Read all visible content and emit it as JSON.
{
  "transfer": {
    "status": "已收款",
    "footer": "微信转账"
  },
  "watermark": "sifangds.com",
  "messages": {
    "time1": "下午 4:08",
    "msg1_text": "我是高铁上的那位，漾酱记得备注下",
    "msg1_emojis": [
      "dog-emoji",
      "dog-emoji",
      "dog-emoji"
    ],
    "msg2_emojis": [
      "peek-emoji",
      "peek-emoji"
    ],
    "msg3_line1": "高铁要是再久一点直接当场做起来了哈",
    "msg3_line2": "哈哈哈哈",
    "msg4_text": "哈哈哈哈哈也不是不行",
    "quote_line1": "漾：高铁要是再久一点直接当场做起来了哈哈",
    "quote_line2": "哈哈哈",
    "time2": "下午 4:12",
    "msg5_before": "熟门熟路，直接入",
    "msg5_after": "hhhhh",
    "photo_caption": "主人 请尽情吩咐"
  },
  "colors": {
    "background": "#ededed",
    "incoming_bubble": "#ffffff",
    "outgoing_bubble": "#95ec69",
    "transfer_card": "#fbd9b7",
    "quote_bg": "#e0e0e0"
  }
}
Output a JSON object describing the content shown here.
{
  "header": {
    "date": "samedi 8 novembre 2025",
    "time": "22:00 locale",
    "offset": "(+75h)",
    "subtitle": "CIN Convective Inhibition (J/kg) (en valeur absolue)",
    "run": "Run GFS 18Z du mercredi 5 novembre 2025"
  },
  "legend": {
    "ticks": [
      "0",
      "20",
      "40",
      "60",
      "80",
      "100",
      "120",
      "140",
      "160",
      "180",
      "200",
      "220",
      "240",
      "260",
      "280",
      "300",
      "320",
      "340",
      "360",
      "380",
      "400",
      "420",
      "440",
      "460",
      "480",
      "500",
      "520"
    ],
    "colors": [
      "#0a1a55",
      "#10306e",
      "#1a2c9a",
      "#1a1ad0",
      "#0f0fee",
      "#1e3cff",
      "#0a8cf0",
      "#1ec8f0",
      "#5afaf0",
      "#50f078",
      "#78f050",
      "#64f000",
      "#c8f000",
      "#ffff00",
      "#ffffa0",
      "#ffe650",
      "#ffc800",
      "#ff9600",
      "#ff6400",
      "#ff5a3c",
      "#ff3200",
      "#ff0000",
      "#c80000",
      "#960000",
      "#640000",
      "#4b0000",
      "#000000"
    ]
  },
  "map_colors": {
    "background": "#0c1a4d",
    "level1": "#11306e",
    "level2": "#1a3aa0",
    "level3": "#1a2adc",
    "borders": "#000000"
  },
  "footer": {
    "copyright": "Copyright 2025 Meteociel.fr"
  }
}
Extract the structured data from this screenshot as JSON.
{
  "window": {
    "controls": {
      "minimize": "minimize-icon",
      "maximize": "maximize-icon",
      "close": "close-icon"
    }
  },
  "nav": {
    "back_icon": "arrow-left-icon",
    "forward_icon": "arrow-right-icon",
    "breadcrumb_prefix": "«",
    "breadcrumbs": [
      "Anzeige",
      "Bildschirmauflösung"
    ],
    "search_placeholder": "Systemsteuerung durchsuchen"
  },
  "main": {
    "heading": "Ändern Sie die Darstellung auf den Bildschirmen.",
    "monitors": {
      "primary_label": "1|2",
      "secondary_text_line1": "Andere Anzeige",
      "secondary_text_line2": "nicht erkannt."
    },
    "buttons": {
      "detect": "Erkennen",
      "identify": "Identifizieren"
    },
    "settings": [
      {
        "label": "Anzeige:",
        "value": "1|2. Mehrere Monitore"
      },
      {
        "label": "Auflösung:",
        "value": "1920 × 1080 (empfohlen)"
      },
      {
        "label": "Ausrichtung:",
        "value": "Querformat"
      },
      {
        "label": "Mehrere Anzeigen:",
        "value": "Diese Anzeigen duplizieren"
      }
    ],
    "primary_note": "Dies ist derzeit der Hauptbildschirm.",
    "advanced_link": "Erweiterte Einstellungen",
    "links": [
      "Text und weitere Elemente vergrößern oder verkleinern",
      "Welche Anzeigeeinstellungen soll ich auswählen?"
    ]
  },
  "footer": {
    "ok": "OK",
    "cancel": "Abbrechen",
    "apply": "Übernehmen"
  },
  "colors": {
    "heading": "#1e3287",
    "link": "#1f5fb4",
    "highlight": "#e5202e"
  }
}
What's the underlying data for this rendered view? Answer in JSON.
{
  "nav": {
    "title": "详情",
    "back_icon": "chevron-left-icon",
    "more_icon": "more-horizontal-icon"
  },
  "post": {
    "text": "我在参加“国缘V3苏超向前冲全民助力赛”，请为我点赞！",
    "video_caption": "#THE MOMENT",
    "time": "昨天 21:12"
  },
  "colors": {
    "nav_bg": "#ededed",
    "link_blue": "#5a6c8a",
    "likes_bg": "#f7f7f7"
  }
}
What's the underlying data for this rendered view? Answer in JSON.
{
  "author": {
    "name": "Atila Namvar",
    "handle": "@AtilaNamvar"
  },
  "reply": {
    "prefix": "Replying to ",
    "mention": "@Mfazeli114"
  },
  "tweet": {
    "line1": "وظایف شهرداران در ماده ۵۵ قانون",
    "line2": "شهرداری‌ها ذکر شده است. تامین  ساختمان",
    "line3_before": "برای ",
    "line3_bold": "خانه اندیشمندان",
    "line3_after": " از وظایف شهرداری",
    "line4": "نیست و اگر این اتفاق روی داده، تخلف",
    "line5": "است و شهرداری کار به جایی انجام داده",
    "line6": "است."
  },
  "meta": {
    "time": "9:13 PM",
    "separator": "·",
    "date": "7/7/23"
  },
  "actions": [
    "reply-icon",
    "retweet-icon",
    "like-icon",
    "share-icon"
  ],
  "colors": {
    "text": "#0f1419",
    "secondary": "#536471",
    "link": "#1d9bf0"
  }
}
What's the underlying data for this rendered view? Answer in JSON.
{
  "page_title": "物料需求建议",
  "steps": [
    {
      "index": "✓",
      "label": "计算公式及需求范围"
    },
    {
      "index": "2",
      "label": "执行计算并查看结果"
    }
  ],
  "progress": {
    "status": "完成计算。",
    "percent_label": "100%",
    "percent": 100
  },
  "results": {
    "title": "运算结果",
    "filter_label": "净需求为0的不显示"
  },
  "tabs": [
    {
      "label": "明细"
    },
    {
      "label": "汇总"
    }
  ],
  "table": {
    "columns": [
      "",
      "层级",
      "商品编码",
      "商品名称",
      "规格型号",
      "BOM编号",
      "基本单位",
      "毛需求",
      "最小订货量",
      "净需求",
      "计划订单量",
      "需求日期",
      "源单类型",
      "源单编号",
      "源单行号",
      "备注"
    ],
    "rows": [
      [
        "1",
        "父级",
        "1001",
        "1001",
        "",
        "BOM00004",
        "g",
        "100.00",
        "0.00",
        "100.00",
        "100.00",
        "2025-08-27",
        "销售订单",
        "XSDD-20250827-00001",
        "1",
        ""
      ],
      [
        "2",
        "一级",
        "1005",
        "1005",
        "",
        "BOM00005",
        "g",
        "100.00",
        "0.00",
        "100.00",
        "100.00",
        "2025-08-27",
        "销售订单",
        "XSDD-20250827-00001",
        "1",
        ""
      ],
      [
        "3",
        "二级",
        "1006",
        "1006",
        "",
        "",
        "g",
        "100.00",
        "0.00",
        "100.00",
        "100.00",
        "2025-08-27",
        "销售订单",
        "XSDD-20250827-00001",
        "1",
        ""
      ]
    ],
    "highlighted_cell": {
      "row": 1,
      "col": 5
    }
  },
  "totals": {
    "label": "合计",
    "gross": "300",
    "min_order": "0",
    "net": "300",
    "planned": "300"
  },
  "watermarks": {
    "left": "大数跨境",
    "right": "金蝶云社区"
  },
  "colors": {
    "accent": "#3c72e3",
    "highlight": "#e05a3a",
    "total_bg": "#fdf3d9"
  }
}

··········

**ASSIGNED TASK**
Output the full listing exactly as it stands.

**ANSWER TO THIS TASK**
Read all visible content and emit it as JSON.
{
  "transfer": {
    "status": "已收款",
    "footer": "微信转账"
  },
  "watermark": "sifangds.com",
  "messages": {
    "time1": "下午 4:08",
    "msg1_text": "我是高铁上的那位，漾酱记得备注下",
    "msg1_emojis": [
      "dog-emoji",
      "dog-emoji",
      "dog-emoji"
    ],
    "msg2_emojis": [
      "peek-emoji",
      "peek-emoji"
    ],
    "msg3_line1": "高铁要是再久一点直接当场做起来了哈",
    "msg3_line2": "哈哈哈哈",
    "msg4_text": "哈哈哈哈哈也不是不行",
    "quote_line1": "漾：高铁要是再久一点直接当场做起来了哈哈",
    "quote_line2": "哈哈哈",
    "time2": "下午 4:12",
    "msg5_before": "熟门熟路，直接入",
    "msg5_after": "hhhhh",
    "photo_caption": "主人 请尽情吩咐"
  },
  "colors": {
    "background": "#ededed",
    "incoming_bubble": "#ffffff",
    "outgoing_bubble": "#95ec69",
    "transfer_card": "#fbd9b7",
    "quote_bg": "#e0e0e0"
  }
}
Output a JSON object describing the content shown here.
{
  "header": {
    "date": "samedi 8 novembre 2025",
    "time": "22:00 locale",
    "offset": "(+75h)",
    "subtitle": "CIN Convective Inhibition (J/kg) (en valeur absolue)",
    "run": "Run GFS 18Z du mercredi 5 novembre 2025"
  },
  "legend": {
    "ticks": [
      "0",
      "20",
      "40",
      "60",
      "80",
      "100",
      "120",
      "140",
      "160",
      "180",
      "200",
      "220",
      "240",
      "260",
      "280",
      "300",
      "320",
      "340",
      "360",
      "380",
      "400",
      "420",
      "440",
      "460",
      "480",
      "500",
      "520"
    ],
    "colors": [
      "#0a1a55",
      "#10306e",
      "#1a2c9a",
      "#1a1ad0",
      "#0f0fee",
      "#1e3cff",
      "#0a8cf0",
      "#1ec8f0",
      "#5afaf0",
      "#50f078",
      "#78f050",
      "#64f000",
      "#c8f000",
      "#ffff00",
      "#ffffa0",
      "#ffe650",
      "#ffc800",
      "#ff9600",
      "#ff6400",
      "#ff5a3c",
      "#ff3200",
      "#ff0000",
      "#c80000",
      "#960000",
      "#640000",
      "#4b0000",
      "#000000"
    ]
  },
  "map_colors": {
    "background": "#0c1a4d",
    "level1": "#11306e",
    "level2": "#1a3aa0",
    "level3": "#1a2adc",
    "borders": "#000000"
  },
  "footer": {
    "copyright": "Copyright 2025 Meteociel.fr"
  }
}
Extract the structured data from this screenshot as JSON.
{
  "window": {
    "controls": {
      "minimize": "minimize-icon",
      "maximize": "maximize-icon",
      "close": "close-icon"
    }
  },
  "nav": {
    "back_icon": "arrow-left-icon",
    "forward_icon": "arrow-right-icon",
    "breadcrumb_prefix": "«",
    "breadcrumbs": [
      "Anzeige",
      "Bildschirmauflösung"
    ],
    "search_placeholder": "Systemsteuerung durchsuchen"
  },
  "main": {
    "heading": "Ändern Sie die Darstellung auf den Bildschirmen.",
    "monitors": {
      "primary_label": "1|2",
      "secondary_text_line1": "Andere Anzeige",
      "secondary_text_line2": "nicht erkannt."
    },
    "buttons": {
      "detect": "Erkennen",
      "identify": "Identifizieren"
    },
    "settings": [
      {
        "label": "Anzeige:",
        "value": "1|2. Mehrere Monitore"
      },
      {
        "label": "Auflösung:",
        "value": "1920 × 1080 (empfohlen)"
      },
      {
        "label": "Ausrichtung:",
        "value": "Querformat"
      },
      {
        "label": "Mehrere Anzeigen:",
        "value": "Diese Anzeigen duplizieren"
      }
    ],
    "primary_note": "Dies ist derzeit der Hauptbildschirm.",
    "advanced_link": "Erweiterte Einstellungen",
    "links": [
      "Text und weitere Elemente vergrößern oder verkleinern",
      "Welche Anzeigeeinstellungen soll ich auswählen?"
    ]
  },
  "footer": {
    "ok": "OK",
    "cancel": "Abbrechen",
    "apply": "Übernehmen"
  },
  "colors": {
    "heading": "#1e3287",
    "link": "#1f5fb4",
    "highlight": "#e5202e"
  }
}
What's the underlying data for this rendered view? Answer in JSON.
{
  "nav": {
    "title": "详情",
    "back_icon": "chevron-left-icon",
    "more_icon": "more-horizontal-icon"
  },
  "post": {
    "text": "我在参加“国缘V3苏超向前冲全民助力赛”，请为我点赞！",
    "video_caption": "#THE MOMENT",
    "time": "昨天 21:12"
  },
  "colors": {
    "nav_bg": "#ededed",
    "link_blue": "#5a6c8a",
    "likes_bg": "#f7f7f7"
  }
}
What's the underlying data for this rendered view? Answer in JSON.
{
  "author": {
    "name": "Atila Namvar",
    "handle": "@AtilaNamvar"
  },
  "reply": {
    "prefix": "Replying to ",
    "mention": "@Mfazeli114"
  },
  "tweet": {
    "line1": "وظایف شهرداران در ماده ۵۵ قانون",
    "line2": "شهرداری‌ها ذکر شده است. تامین  ساختمان",
    "line3_before": "برای ",
    "line3_bold": "خانه اندیشمندان",
    "line3_after": " از وظایف شهرداری",
    "line4": "نیست و اگر این اتفاق روی داده، تخلف",
    "line5": "است و شهرداری کار به جایی انجام داده",
    "line6": "است."
  },
  "meta": {
    "time": "9:13 PM",
    "separator": "·",
    "date": "7/7/23"
  },
  "actions": [
    "reply-icon",
    "retweet-icon",
    "like-icon",
    "share-icon"
  ],
  "colors": {
    "text": "#0f1419",
    "secondary": "#536471",
    "link": "#1d9bf0"
  }
}
What's the underlying data for this rendered view? Answer in JSON.
{
  "page_title": "物料需求建议",
  "steps": [
    {
      "index": "✓",
      "label": "计算公式及需求范围"
    },
    {
      "index": "2",
      "label": "执行计算并查看结果"
    }
  ],
  "progress": {
    "status": "完成计算。",
    "percent_label": "100%",
    "percent": 100
  },
  "results": {
    "title": "运算结果",
    "filter_label": "净需求为0的不显示"
  },
  "tabs": [
    {
      "label": "明细"
    },
    {
      "label": "汇总"
    }
  ],
  "table": {
    "columns": [
      "",
      "层级",
      "商品编码",
      "商品名称",
      "规格型号",
      "BOM编号",
      "基本单位",
      "毛需求",
      "最小订货量",
      "净需求",
      "计划订单量",
      "需求日期",
      "源单类型",
      "源单编号",
      "源单行号",
      "备注"
    ],
    "rows": [
      [
        "1",
        "父级",
        "1001",
        "1001",
        "",
        "BOM00004",
        "g",
        "100.00",
        "0.00",
        "100.00",
        "100.00",
        "2025-08-27",
        "销售订单",
        "XSDD-20250827-00001",
        "1",
        ""
      ],
      [
        "2",
        "一级",
        "1005",
        "1005",
        "",
        "BOM00005",
        "g",
        "100.00",
        "0.00",
        "100.00",
        "100.00",
        "2025-08-27",
        "销售订单",
        "XSDD-20250827-00001",
        "1",
        ""
      ],
      [
        "3",
        "二级",
        "1006",
        "1006",
        "",
        "",
        "g",
        "100.00",
        "0.00",
        "100.00",
        "100.00",
        "2025-08-27",
        "销售订单",
        "XSDD-20250827-00001",
        "1",
        ""
      ]
    ],
    "highlighted_cell": {
      "row": 1,
      "col": 5
    }
  },
  "totals": {
    "label": "合计",
    "gross": "300",
    "min_order": "0",
    "net": "300",
    "planned": "300"
  },
  "watermarks": {
    "left": "大数跨境",
    "right": "金蝶云社区"
  },
  "colors": {
    "accent": "#3c72e3",
    "highlight": "#e05a3a",
    "total_bg": "#fdf3d9"
  }
}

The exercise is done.